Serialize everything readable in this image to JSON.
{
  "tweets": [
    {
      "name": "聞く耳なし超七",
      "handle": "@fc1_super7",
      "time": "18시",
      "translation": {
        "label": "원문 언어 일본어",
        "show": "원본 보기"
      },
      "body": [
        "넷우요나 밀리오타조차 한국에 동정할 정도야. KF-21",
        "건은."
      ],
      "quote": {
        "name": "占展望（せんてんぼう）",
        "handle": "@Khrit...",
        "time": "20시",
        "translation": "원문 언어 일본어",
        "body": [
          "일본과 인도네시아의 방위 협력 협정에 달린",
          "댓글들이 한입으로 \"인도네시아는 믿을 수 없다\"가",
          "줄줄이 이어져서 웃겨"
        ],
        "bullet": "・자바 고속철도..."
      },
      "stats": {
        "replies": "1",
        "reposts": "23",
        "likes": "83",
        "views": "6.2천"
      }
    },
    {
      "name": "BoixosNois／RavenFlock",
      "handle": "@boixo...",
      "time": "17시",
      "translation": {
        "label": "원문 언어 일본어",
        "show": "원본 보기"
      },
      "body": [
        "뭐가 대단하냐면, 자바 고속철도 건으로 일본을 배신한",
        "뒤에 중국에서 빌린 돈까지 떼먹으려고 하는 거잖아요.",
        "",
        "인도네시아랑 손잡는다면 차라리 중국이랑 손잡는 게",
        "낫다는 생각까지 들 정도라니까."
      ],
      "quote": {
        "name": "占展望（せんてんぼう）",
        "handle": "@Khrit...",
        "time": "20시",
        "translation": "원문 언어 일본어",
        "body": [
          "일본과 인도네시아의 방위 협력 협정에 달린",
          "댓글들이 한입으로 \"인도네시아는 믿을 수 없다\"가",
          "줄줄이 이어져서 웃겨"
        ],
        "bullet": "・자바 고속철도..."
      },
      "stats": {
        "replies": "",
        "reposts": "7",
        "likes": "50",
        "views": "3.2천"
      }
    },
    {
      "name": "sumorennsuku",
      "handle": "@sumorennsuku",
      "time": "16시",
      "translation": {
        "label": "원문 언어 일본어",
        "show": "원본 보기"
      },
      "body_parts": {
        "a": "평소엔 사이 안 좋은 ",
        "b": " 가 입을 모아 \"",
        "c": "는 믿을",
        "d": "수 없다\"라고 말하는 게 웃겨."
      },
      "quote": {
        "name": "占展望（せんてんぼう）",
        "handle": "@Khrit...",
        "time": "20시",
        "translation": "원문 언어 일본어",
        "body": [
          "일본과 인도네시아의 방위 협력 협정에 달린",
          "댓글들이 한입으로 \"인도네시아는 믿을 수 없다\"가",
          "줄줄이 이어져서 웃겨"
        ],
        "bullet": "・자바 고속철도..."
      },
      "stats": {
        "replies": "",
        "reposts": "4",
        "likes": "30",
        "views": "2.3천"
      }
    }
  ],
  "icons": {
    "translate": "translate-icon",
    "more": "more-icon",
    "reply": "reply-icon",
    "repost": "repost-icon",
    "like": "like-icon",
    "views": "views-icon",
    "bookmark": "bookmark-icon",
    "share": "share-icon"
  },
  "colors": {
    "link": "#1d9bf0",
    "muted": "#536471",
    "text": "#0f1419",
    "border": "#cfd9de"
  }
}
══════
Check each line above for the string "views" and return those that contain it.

        "views": "6.2천"
        "views": "3.2천"
        "views": "2.3천"
    "views": "views-icon",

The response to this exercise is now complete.